Here the whole listing must be retyped exactly, with no line omitted.

─── DATASET EXCERPTS ───

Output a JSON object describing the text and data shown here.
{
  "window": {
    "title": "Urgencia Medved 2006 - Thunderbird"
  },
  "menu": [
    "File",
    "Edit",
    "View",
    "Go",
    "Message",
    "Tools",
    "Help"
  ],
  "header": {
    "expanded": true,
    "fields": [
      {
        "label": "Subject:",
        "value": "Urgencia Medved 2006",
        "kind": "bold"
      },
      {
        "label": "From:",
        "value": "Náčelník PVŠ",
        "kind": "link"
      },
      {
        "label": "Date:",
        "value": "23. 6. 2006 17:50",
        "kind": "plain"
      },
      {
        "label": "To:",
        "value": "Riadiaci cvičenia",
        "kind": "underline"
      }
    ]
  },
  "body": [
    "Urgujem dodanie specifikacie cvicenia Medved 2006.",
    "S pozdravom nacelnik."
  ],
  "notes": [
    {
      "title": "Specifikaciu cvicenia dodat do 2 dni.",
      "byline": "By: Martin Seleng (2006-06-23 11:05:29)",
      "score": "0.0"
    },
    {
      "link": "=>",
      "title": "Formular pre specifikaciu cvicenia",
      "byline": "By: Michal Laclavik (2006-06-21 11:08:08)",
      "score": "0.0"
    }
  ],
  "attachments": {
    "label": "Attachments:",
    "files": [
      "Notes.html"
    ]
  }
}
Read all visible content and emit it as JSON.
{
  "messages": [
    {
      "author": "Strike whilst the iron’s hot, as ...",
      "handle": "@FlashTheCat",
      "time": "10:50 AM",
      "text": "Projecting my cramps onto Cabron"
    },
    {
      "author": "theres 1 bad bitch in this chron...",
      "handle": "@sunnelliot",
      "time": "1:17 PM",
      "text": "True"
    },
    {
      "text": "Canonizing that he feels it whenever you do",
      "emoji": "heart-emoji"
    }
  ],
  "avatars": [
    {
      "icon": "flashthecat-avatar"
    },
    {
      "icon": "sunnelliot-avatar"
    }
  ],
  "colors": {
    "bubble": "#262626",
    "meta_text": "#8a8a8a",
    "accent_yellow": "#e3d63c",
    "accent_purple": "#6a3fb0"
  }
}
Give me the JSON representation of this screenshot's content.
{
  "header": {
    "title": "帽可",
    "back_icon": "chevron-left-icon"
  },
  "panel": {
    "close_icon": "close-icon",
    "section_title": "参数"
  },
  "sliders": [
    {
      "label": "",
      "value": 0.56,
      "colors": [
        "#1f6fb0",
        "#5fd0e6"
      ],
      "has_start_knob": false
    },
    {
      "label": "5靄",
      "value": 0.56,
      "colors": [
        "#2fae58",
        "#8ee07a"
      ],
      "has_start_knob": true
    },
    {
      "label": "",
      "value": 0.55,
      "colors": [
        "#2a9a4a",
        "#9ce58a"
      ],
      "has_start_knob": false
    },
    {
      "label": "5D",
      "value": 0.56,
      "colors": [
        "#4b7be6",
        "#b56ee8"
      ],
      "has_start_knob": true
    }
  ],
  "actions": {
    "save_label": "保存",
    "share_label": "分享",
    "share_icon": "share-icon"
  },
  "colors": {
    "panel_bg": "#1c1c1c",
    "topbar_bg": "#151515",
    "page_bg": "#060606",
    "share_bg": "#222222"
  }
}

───

## RESULT FOR THIS TASK
Output a JSON object describing the text and data shown here.
{
  "window": {
    "title": "Urgencia Medved 2006 - Thunderbird"
  },
  "menu": [
    "File",
    "Edit",
    "View",
    "Go",
    "Message",
    "Tools",
    "Help"
  ],
  "header": {
    "expanded": true,
    "fields": [
      {
        "label": "Subject:",
        "value": "Urgencia Medved 2006",
        "kind": "bold"
      },
      {
        "label": "From:",
        "value": "Náčelník PVŠ",
        "kind": "link"
      },
      {
        "label": "Date:",
        "value": "23. 6. 2006 17:50",
        "kind": "plain"
      },
      {
        "label": "To:",
        "value": "Riadiaci cvičenia",
        "kind": "underline"
      }
    ]
  },
  "body": [
    "Urgujem dodanie specifikacie cvicenia Medved 2006.",
    "S pozdravom nacelnik."
  ],
  "notes": [
    {
      "title": "Specifikaciu cvicenia dodat do 2 dni.",
      "byline": "By: Martin Seleng (2006-06-23 11:05:29)",
      "score": "0.0"
    },
    {
      "link": "=>",
      "title": "Formular pre specifikaciu cvicenia",
      "byline": "By: Michal Laclavik (2006-06-21 11:08:08)",
      "score": "0.0"
    }
  ],
  "attachments": {
    "label": "Attachments:",
    "files": [
      "Notes.html"
    ]
  }
}
Read all visible content and emit it as JSON.
{
  "messages": [
    {
      "author": "Strike whilst the iron’s hot, as ...",
      "handle": "@FlashTheCat",
      "time": "10:50 AM",
      "text": "Projecting my cramps onto Cabron"
    },
    {
      "author": "theres 1 bad bitch in this chron...",
      "handle": "@sunnelliot",
      "time": "1:17 PM",
      "text": "True"
    },
    {
      "text": "Canonizing that he feels it whenever you do",
      "emoji": "heart-emoji"
    }
  ],
  "avatars": [
    {
      "icon": "flashthecat-avatar"
    },
    {
      "icon": "sunnelliot-avatar"
    }
  ],
  "colors": {
    "bubble": "#262626",
    "meta_text": "#8a8a8a",
    "accent_yellow": "#e3d63c",
    "accent_purple": "#6a3fb0"
  }
}
Give me the JSON representation of this screenshot's content.
{
  "header": {
    "title": "帽可",
    "back_icon": "chevron-left-icon"
  },
  "panel": {
    "close_icon": "close-icon",
    "section_title": "参数"
  },
  "sliders": [
    {
      "label": "",
      "value": 0.56,
      "colors": [
        "#1f6fb0",
        "#5fd0e6"
      ],
      "has_start_knob": false
    },
    {
      "label": "5靄",
      "value": 0.56,
      "colors": [
        "#2fae58",
        "#8ee07a"
      ],
      "has_start_knob": true
    },
    {
      "label": "",
      "value": 0.55,
      "colors": [
        "#2a9a4a",
        "#9ce58a"
      ],
      "has_start_knob": false
    },
    {
      "label": "5D",
      "value": 0.56,
      "colors": [
        "#4b7be6",
        "#b56ee8"
      ],
      "has_start_knob": true
    }
  ],
  "actions": {
    "save_label": "保存",
    "share_label": "分享",
    "share_icon": "share-icon"
  },
  "colors": {
    "panel_bg": "#1c1c1c",
    "topbar_bg": "#151515",
    "page_bg": "#060606",
    "share_bg": "#222222"
  }
}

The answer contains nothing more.